While at OCAD U, Turco also worked on a colour intervention concept for a campus stairway that would reflect patterns of pink, orange and purple light. She built a model for a Toronto Island community retreat space that promotes healthy and mindful living. And she created an interior design concept featuring a system of high-contrast colour, braille millwork and acoustic variation to enable people with visual impairments to easily use and enjoy a home space.

Simona Turco - In-Between
Simona Turco - In-Between

Turco was a recipient of the prestigious, $25K Angelo Donghia Scholarship. Named after the renowned New York interior designer, the scholarship is awarded to the most promising interior design students in North America.

 

She chose to study at OCAD U because she says she felt it exuded the most creativity and freedom. “I was excited to be part of what became a very tight-knit and personal learning experience, with small classes and helpful instructors,” she says. She also enjoyed working on design assignments while in the outdoor spaces around OCAD U, including Grange Park.

 

Turco’s plan is to work abroad to refine her skills and learn as much as she can about the built environment. “I would love to become a member of a small- to medium-sized firm, doing architectural and interior design projects that are interesting, new and innovative,” she says.

 

Find out more: simonaturco.format.com 




Simona Turco

Simona Turco
Simona Turco

Environmental Design student Simona Turco works in interior architecture and interior design on sustainable concepts and installations, using design techniques and conventions from around the world.

She is most inspired by creating unusual spaces that push boundaries and create new tensions and interesting experiences. Her thesis, “In Between,” was a design concept for a public residence with a public gallery and live-in laneway studios on one side of the site. She describes it as an examination of “the thresholds that exist between spaces, programs and forms and how these liminal spaces can become more than the spaces that exist in transition.” The design features a square gallery space surrounded by asymmetrical galleries that can be visited sequentially.

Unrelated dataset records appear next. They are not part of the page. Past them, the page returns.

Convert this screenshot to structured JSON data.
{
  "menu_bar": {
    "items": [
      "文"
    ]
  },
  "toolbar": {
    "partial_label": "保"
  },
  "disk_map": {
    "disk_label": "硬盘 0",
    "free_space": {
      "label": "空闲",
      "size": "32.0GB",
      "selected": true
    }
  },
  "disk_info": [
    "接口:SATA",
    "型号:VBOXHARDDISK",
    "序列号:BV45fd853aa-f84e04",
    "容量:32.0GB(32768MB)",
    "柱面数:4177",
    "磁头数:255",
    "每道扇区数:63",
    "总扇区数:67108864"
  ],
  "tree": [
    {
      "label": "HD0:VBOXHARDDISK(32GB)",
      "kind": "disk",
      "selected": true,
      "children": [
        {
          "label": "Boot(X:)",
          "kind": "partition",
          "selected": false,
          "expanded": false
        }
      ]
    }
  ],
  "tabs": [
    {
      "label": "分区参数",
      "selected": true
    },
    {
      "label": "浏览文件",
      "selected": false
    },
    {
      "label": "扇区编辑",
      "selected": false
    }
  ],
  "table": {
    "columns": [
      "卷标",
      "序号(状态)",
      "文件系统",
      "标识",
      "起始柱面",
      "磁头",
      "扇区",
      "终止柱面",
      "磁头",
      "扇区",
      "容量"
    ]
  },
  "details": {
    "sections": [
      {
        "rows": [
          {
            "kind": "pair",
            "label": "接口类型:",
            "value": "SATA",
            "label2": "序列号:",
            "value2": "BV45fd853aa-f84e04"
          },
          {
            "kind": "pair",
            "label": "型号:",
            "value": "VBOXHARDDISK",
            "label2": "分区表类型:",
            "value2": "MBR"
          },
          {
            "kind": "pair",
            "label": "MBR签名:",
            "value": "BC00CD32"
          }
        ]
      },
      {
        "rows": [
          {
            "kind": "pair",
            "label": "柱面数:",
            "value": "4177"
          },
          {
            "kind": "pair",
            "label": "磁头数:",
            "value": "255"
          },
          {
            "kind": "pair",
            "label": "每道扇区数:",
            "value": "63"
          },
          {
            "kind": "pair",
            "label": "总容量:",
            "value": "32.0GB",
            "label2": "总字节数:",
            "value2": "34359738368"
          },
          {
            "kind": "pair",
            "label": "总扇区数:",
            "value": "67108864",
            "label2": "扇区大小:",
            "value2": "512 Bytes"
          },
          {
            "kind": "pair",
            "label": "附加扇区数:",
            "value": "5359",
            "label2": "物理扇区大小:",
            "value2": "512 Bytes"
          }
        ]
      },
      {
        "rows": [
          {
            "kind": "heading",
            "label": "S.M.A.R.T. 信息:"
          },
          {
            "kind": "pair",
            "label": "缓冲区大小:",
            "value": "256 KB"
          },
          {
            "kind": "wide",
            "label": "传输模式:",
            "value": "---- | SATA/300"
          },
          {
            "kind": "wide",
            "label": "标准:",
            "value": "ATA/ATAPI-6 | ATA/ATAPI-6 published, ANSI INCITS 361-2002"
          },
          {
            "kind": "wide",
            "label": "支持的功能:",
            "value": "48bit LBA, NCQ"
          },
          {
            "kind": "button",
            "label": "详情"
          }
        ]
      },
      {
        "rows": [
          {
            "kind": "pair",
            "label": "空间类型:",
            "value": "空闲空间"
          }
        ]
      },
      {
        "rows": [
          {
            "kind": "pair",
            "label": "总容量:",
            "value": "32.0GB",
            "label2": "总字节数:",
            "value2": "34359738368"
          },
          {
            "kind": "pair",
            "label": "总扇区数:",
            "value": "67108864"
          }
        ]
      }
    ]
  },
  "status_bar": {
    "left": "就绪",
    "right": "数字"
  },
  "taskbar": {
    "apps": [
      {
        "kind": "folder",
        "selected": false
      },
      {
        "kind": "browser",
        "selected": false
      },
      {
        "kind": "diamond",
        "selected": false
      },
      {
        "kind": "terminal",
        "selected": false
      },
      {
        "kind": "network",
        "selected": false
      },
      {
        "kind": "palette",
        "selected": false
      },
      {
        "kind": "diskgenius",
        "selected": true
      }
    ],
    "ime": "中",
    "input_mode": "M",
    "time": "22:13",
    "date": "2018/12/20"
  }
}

This design encourages passing through spaces to challenge the idea of adjacencies and highlight the juxtapositions of workspace with living space, and public with private space.

While at OCAD U, Turco also worked on a colour intervention concept for a campus stairway that would reflect patterns of pink, orange and purple light. She built a model for a Toronto Island community retreat space that promotes healthy and mindful living. And she created an interior design concept featuring a system of high-contrast colour, braille millwork and acoustic variation to enable people with visual impairments to easily use and enjoy a home space.

Simona Turco - In-Between
Simona Turco - In-Between

Turco was a recipient of the prestigious, $25K Angelo Donghia Scholarship. Named after the renowned New York interior designer, the scholarship is awarded to the most promising interior design students in North America.

 

She chose to study at OCAD U because she says she felt it exuded the most creativity and freedom. “I was excited to be part of what became a very tight-knit and personal learning experience, with small classes and helpful instructors,” she says. She also enjoyed working on design assignments while in the outdoor spaces around OCAD U, including Grange Park.

 

Turco’s plan is to work abroad to refine her skills and learn as much as she can about the built environment. “I would love to become a member of a small- to medium-sized firm, doing architectural and interior design projects that are interesting, new and innovative,” she says.

 

Find out more: simonaturco.format.com 

Template: 
Inline Image Template